Usually I write novels, not short ones either. I’ve been committing novels half my life. (I write “committing” because sometimes my novels feel like crimes: of self-indulgence, because what they earn doesn’t support my family; of hubris, because they create complex worlds that live on their own and surely piss off the gods, if there are gods).
What I’ve learned in writing is that a novel’s story-world, and the characters that live in it, have no respect for the world I live in. Of course I start off wanting, even needing to put in people and places I know, but the places and people in novel X have their own logistics, needs, and requirements; they have discrete hopes and angers and systems of measurement; and inevitably these take over. I have written about Africa, and France, and my native Cape Cod (Mass.,) and while I know well the places I describe, the characters live their way and rejigger their environments to match.
If you try to find your way to the villages in the novels I’ve written about the Cape, for example, you will get lost. Guaranteed. The characters insisted on a street in Hyannis, a bar in Chatham, a patch of woods in Wellfleet, a smell from a house in Cotuit. And while they might have started off as a fisherman I worked for, a woman I lived with, they soon chose their own paths, and became someone significantly different.
Of late, however, I’ve been writing short-short fiction, a lot of it based on things that happened in my real life. The stories are so short that the characters come roaring onto the page as themselves, the original Maddy, Pedro, Kurt, in all their ballgowns or sweatclothes, their valiance or lazy cowardice.
This raises issues. Some of the stories involve people who don’t behave well. Some of them are family members. They are racked by obsession or drink, they make fools of themselves over women (or men). They don’t have time to alter the narrative, or dress themselves as other than who they are in real life. And if the people involved read the story, they will recognize themselves, and be hurt.
Is it worth hurting someone in the interests of literature? On some level, I believe it is, or should be. When I think of what a writer is supposed to do, I always remember Tony Montana’s line from Scarface: “Me, I always tell the truth–even when I lie.” In fiction as in non-fiction, a good writer will always paint a perspective of how the world truly works and how people function. That perspective illuminates, explains, and most importantly of all, makes us feel the impact of those mechanics. The writer will paint this way no matter what the cost.

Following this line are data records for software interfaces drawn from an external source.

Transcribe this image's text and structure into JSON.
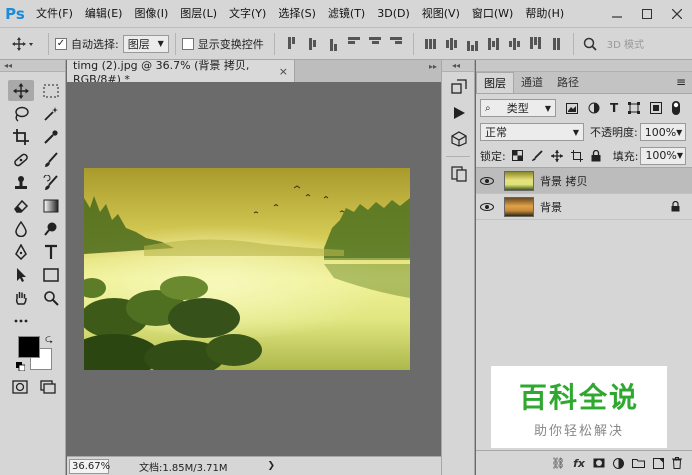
{
  "menu": {
    "logo": "Ps",
    "items": [
      "文件(F)",
      "编辑(E)",
      "图像(I)",
      "图层(L)",
      "文字(Y)",
      "选择(S)",
      "滤镜(T)",
      "3D(D)",
      "视图(V)",
      "窗口(W)",
      "帮助(H)"
    ]
  },
  "options": {
    "auto_select_label": "自动选择:",
    "auto_select_value": "图层",
    "transform_label": "显示变换控件",
    "mode3d": "3D 模式"
  },
  "document": {
    "tab_title": "timg (2).jpg @ 36.7% (背景 拷贝, RGB/8#) *",
    "zoom": "36.67%",
    "doc_info": "文档:1.85M/3.71M"
  },
  "layers_panel": {
    "tabs": [
      "图层",
      "通道",
      "路径"
    ],
    "filter_label": "类型",
    "blend_mode": "正常",
    "opacity_label": "不透明度:",
    "opacity_value": "100%",
    "lock_label": "锁定:",
    "fill_label": "填充:",
    "fill_value": "100%",
    "layers": [
      {
        "name": "背景 拷贝",
        "selected": true
      },
      {
        "name": "背景",
        "selected": false,
        "locked": true
      }
    ]
  },
  "watermark": {
    "title": "百科全说",
    "subtitle": "助你轻松解决"
  },
  "colors": {
    "foreground": "#000000",
    "background": "#ffffff"
  }
}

If that means putting someone real in the cast of characters, and person “A” is hurt by his inclusion, “A” should know that his pride or trust have been violated in the interests of a higher truth, a finer Art than people normally practice in daily life.
And, yet–I don’t buy it.
I suppose, if one of my short but hurtful pieces could provably, immediately save the lives of people dying of thirst in Somalia, one could make a case that the ends justified the means. But justifying deliberate harm for whatever reason is always a risky argument because such arguments will inevitably be turned around to justify goals that are not cut and dried.
And it’s more likely that the sky will turn green or that Fox News will report objectively than that my writing should save the life of anyone. Bring insight, maybe. Cause pleasure, I hope. But save lives–nope.
In those circumstances, I can only say that if I have to make the decision, I’ll opt not to hurt. Or at least, I’ll fudge the names and identities of characters to the point where they can’t be recognized. Is that a cheap compromise? Maybe. But it’s what I do.
I don’t think Tony Montana uttered words to illustrate this position, so I’ll refer instead to the artist Alberto Giacometti, who once said, “In a fire, between a Rembrandt and a cat, I would choose the cat.” Art, and writing, should value life above all else. And they should demonize hurt, not cause it.